Scan the material for the word "text" and return every matching line.

===== GIVEN DATA

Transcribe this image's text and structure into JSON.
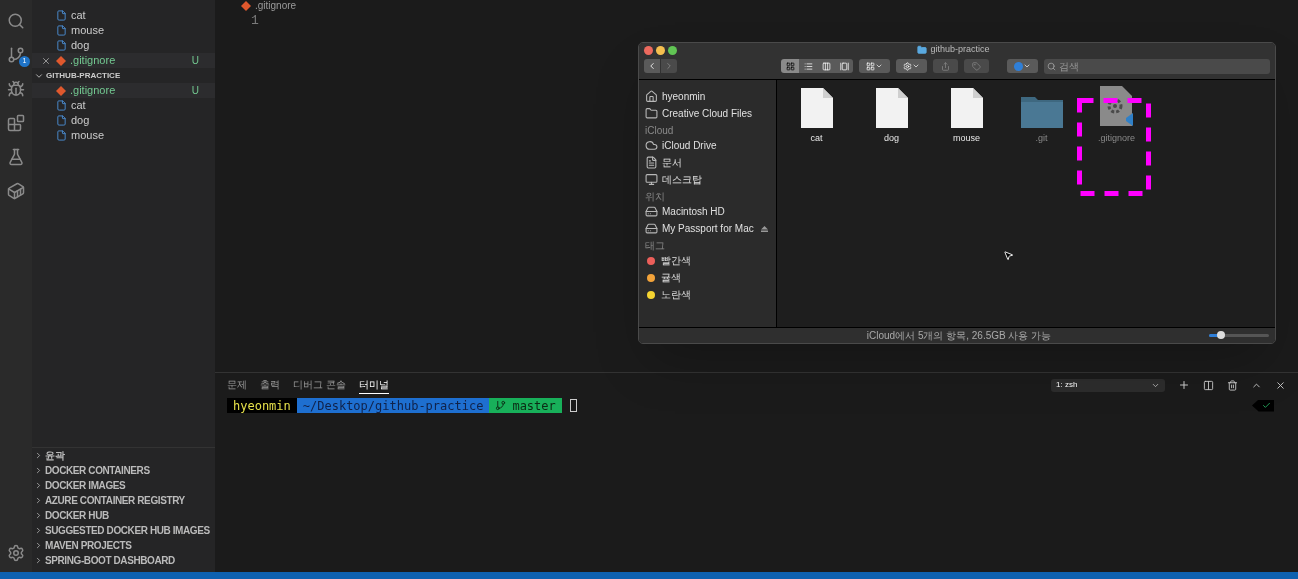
{
  "activity_bar": {
    "scm_badge": "1"
  },
  "open_editors": [
    {
      "name": "cat",
      "kind": "file",
      "selected": false
    },
    {
      "name": "mouse",
      "kind": "file",
      "selected": false
    },
    {
      "name": "dog",
      "kind": "file",
      "selected": false
    },
    {
      "name": ".gitignore",
      "kind": "git",
      "status": "U",
      "selected": true
    }
  ],
  "workspace": {
    "title": "GITHUB-PRACTICE",
    "expanded": true,
    "items": [
      {
        "name": ".gitignore",
        "kind": "git",
        "status": "U",
        "selected": true
      },
      {
        "name": "cat",
        "kind": "file",
        "selected": false
      },
      {
        "name": "dog",
        "kind": "file",
        "selected": false
      },
      {
        "name": "mouse",
        "kind": "file",
        "selected": false
      }
    ]
  },
  "editor": {
    "tab": ".gitignore",
    "line_numbers": [
      "1"
    ]
  },
  "finder": {
    "title": "github-practice",
    "search_placeholder": "검색",
    "sections": [
      {
        "items": [
          {
            "label": "hyeonmin",
            "kind": "home"
          },
          {
            "label": "Creative Cloud Files",
            "kind": "folder"
          }
        ]
      },
      {
        "heading": "iCloud",
        "items": [
          {
            "label": "iCloud Drive",
            "kind": "cloud"
          },
          {
            "label": "문서",
            "kind": "document"
          },
          {
            "label": "데스크탑",
            "kind": "desktop"
          }
        ]
      },
      {
        "heading": "위치",
        "items": [
          {
            "label": "Macintosh HD",
            "kind": "disk"
          },
          {
            "label": "My Passport for Mac",
            "kind": "disk",
            "ejectable": true
          }
        ]
      },
      {
        "heading": "태그",
        "items": [
          {
            "label": "빨간색",
            "kind": "tag",
            "color": "#ec5f5a"
          },
          {
            "label": "귤색",
            "kind": "tag",
            "color": "#f3a33a"
          },
          {
            "label": "노란색",
            "kind": "tag",
            "color": "#f5d431"
          }
        ]
      }
    ],
    "files": [
      {
        "name": "cat",
        "kind": "document",
        "hidden": false
      },
      {
        "name": "dog",
        "kind": "document",
        "hidden": false
      },
      {
        "name": "mouse",
        "kind": "document",
        "hidden": false
      },
      {
        "name": ".git",
        "kind": "folder",
        "hidden": true
      },
      {
        "name": ".gitignore",
        "kind": "config",
        "hidden": true
      }
    ],
    "status": "iCloud에서 5개의 항목, 26.5GB 사용 가능",
    "zoom": {
      "level": 0.2
    }
  },
  "panel": {
    "tabs": [
      {
        "label": "문제",
        "selected": false
      },
      {
        "label": "출력",
        "selected": false
      },
      {
        "label": "디버그 콘솔",
        "selected": false
      },
      {
        "label": "터미널",
        "selected": true
      }
    ],
    "terminal_select": "1: zsh",
    "prompt": [
      {
        "kind": "user",
        "text": "hyeonmin"
      },
      {
        "kind": "path",
        "text": "~/Desktop/github-practice"
      },
      {
        "kind": "git",
        "text": "master"
      }
    ]
  },
  "sections": [
    "윤곽",
    "DOCKER CONTAINERS",
    "DOCKER IMAGES",
    "AZURE CONTAINER REGISTRY",
    "DOCKER HUB",
    "SUGGESTED DOCKER HUB IMAGES",
    "MAVEN PROJECTS",
    "SPRING-BOOT DASHBOARD"
  ]
}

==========

- [RESULT FOR THIS EXERCISE]
Transcribe this image's text and structure into JSON.
        "text": "hyeonmin"
        "text": "~/Desktop/github-practice"
        "text": "master"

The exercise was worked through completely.